**MATERIAL PROVIDED**.
▬▬▬

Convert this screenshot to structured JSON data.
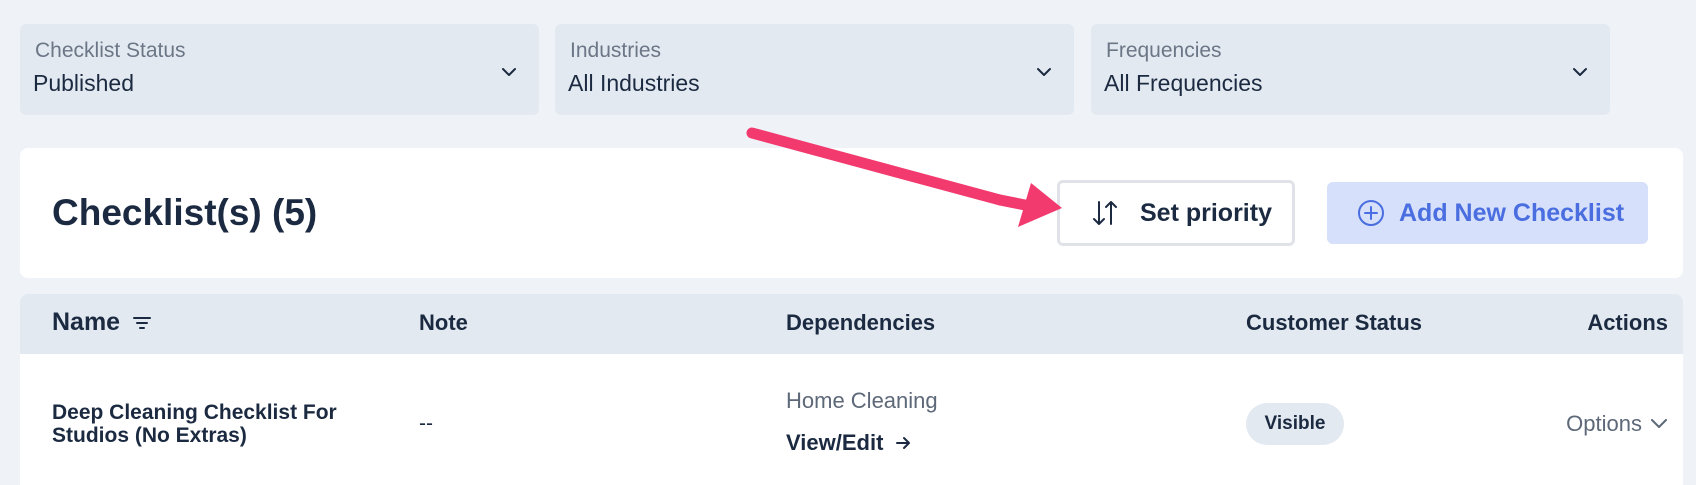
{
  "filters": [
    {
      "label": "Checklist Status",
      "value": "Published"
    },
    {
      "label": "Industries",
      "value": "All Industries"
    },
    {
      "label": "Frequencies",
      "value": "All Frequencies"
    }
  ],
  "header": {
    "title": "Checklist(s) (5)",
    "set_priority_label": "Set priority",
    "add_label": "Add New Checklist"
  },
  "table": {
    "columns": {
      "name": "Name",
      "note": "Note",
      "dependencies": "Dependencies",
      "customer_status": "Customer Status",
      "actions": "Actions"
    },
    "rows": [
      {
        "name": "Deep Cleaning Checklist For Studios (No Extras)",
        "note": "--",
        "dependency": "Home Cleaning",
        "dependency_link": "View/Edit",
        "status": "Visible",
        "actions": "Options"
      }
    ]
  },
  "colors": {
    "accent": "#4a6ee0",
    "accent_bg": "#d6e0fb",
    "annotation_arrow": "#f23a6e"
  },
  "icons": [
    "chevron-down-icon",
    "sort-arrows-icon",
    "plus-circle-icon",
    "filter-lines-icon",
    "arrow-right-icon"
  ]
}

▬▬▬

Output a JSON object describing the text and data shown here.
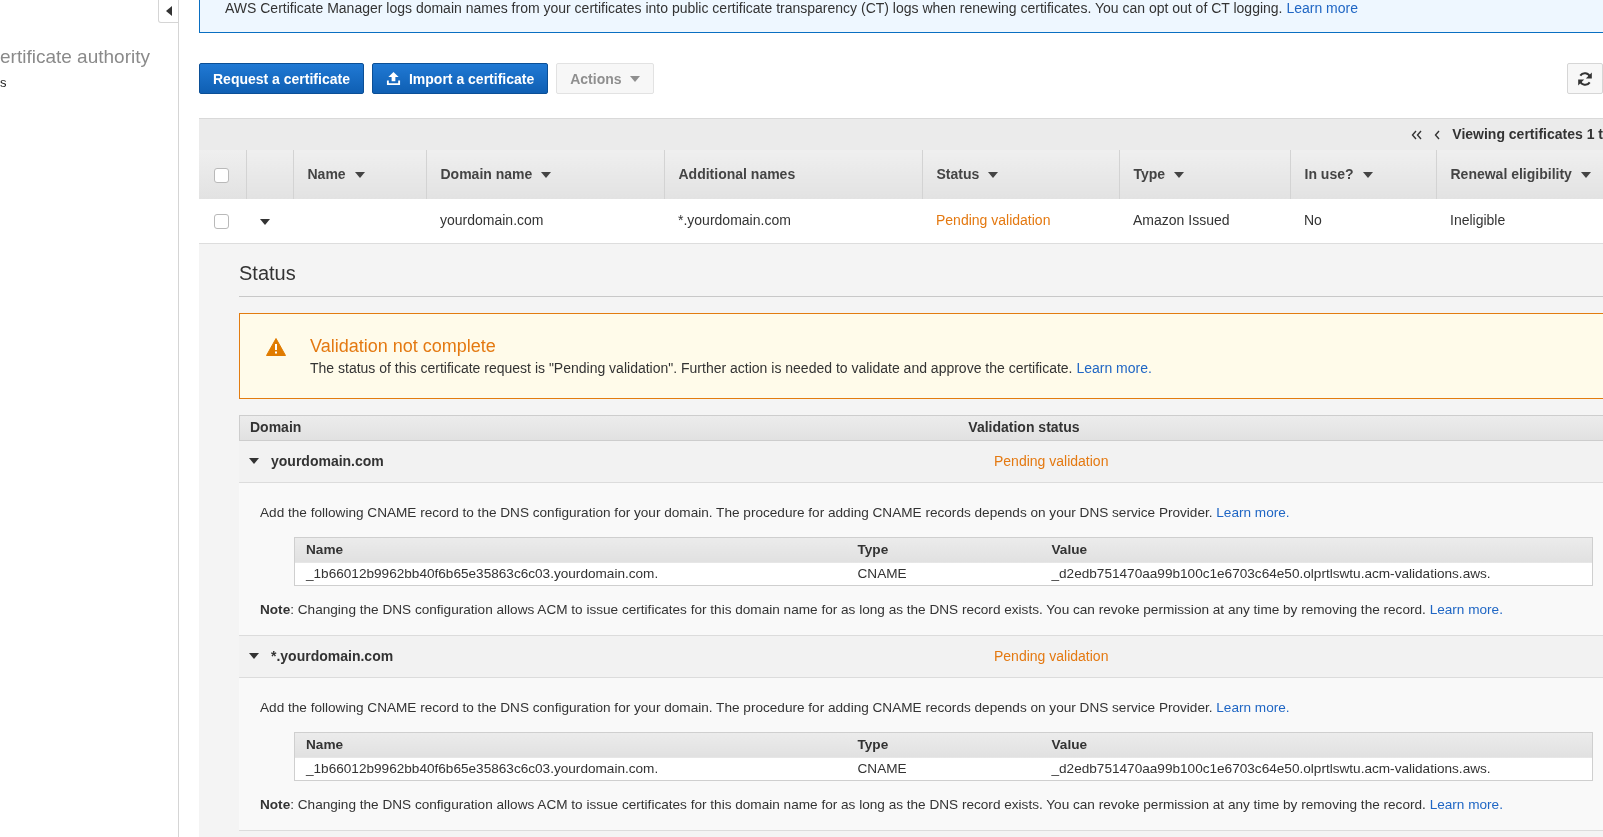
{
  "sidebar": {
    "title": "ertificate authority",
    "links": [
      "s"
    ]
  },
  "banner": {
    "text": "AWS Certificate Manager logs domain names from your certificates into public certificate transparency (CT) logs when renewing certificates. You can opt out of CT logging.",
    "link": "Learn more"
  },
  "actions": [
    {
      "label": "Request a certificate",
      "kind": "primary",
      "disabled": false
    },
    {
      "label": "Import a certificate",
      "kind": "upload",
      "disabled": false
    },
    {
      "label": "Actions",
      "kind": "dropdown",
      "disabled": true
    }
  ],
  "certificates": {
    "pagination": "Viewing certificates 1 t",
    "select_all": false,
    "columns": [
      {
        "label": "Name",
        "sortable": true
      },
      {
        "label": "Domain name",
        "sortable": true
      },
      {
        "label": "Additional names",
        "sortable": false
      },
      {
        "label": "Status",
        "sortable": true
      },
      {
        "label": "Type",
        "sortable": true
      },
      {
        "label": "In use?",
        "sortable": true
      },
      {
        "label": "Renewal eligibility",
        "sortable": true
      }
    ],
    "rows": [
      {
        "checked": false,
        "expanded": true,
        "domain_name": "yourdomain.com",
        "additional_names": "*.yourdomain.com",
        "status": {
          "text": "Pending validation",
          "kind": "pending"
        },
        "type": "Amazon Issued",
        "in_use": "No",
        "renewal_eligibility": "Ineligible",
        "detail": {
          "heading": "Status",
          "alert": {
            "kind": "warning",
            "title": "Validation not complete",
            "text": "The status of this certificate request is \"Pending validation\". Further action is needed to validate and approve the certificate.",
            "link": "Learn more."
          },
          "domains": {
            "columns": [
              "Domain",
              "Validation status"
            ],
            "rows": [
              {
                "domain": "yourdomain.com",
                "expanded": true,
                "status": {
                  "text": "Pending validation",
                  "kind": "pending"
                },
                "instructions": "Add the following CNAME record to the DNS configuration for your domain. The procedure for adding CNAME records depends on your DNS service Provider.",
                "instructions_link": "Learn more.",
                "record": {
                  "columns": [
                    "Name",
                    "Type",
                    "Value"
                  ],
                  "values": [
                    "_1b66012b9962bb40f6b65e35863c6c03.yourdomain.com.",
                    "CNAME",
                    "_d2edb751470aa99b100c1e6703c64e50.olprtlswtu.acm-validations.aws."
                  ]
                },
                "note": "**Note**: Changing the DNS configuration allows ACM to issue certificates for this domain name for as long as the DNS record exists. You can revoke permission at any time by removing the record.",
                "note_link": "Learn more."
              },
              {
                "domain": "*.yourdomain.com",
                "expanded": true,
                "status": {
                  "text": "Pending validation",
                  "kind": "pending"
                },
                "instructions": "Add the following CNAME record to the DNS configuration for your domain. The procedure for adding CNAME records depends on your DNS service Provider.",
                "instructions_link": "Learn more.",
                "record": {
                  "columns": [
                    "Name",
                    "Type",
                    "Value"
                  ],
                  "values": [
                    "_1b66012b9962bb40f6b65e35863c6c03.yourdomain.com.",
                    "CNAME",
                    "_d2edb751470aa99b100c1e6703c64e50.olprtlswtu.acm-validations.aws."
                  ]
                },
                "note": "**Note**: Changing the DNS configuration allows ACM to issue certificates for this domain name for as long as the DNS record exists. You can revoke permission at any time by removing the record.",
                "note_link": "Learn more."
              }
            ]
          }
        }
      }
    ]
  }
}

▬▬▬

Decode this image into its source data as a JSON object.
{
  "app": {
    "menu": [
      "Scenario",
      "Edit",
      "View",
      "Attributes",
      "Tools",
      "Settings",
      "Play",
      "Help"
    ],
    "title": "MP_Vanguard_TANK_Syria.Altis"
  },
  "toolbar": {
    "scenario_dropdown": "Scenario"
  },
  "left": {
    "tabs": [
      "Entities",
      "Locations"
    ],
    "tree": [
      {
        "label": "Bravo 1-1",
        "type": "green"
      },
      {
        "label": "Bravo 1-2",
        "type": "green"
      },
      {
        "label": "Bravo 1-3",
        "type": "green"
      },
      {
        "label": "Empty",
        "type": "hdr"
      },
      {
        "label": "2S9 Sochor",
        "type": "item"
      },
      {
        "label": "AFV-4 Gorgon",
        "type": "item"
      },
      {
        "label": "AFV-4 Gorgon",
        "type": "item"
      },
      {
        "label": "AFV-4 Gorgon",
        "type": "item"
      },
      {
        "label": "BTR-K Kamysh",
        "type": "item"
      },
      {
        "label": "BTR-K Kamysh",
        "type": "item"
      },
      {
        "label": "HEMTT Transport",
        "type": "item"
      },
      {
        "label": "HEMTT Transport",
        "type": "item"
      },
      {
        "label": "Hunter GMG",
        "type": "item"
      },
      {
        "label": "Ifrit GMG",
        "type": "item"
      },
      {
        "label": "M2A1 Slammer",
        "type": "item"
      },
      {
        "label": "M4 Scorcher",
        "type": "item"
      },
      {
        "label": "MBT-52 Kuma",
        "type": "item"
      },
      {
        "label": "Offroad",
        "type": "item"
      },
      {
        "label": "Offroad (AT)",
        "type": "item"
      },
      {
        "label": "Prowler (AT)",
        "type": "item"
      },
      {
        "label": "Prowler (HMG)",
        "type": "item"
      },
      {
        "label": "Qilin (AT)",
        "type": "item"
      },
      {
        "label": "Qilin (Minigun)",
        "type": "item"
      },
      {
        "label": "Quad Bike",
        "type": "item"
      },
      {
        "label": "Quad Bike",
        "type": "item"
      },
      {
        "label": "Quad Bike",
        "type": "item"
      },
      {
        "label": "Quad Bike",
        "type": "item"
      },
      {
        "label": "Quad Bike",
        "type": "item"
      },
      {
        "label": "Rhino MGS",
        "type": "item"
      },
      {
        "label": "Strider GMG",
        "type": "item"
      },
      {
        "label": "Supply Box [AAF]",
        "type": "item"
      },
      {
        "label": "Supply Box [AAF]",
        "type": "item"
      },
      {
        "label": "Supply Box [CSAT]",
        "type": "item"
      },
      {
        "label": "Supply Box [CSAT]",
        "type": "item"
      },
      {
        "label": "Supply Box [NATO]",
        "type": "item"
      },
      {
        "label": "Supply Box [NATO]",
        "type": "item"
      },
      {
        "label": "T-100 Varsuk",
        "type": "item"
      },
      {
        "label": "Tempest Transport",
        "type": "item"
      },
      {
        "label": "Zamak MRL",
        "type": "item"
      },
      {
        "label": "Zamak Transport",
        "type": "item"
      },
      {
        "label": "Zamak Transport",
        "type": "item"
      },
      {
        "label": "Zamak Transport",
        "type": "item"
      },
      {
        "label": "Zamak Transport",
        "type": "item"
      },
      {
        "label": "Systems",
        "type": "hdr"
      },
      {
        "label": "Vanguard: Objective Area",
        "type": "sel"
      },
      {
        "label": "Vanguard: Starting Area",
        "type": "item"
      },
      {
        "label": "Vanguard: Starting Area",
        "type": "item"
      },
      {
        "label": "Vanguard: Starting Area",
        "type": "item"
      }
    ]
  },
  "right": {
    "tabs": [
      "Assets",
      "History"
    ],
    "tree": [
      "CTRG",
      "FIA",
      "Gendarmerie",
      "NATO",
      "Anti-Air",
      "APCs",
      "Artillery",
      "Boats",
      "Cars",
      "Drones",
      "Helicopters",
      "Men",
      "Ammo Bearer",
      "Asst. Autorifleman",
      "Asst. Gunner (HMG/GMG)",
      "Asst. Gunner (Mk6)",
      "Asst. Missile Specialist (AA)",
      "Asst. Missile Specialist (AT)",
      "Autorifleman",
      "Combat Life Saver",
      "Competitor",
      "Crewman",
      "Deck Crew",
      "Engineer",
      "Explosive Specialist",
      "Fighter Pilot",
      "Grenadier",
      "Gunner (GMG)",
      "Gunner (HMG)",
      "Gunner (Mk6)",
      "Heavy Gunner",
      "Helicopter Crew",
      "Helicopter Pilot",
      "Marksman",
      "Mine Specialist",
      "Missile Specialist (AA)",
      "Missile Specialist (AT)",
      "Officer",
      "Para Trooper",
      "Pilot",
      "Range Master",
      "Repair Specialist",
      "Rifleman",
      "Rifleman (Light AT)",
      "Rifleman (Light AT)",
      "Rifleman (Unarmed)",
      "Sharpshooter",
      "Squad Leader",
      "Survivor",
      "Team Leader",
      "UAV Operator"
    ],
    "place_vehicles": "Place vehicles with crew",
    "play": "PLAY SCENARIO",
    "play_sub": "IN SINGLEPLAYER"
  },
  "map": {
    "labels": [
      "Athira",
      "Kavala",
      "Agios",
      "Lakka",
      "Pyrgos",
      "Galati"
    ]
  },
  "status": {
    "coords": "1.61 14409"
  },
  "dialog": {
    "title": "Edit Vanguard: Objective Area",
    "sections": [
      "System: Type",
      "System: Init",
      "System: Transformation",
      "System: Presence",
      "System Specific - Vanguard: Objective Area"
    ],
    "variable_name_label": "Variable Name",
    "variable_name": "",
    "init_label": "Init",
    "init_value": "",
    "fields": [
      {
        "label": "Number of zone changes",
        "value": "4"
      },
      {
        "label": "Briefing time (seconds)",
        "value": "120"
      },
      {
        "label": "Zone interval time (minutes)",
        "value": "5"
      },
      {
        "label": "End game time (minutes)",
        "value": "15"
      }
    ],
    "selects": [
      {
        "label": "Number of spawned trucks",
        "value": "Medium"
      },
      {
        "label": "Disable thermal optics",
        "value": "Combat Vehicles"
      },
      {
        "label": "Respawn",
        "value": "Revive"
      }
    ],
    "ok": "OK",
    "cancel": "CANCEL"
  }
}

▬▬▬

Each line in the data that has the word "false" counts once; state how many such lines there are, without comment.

**RESULT OF THIS EXERCISE**. 5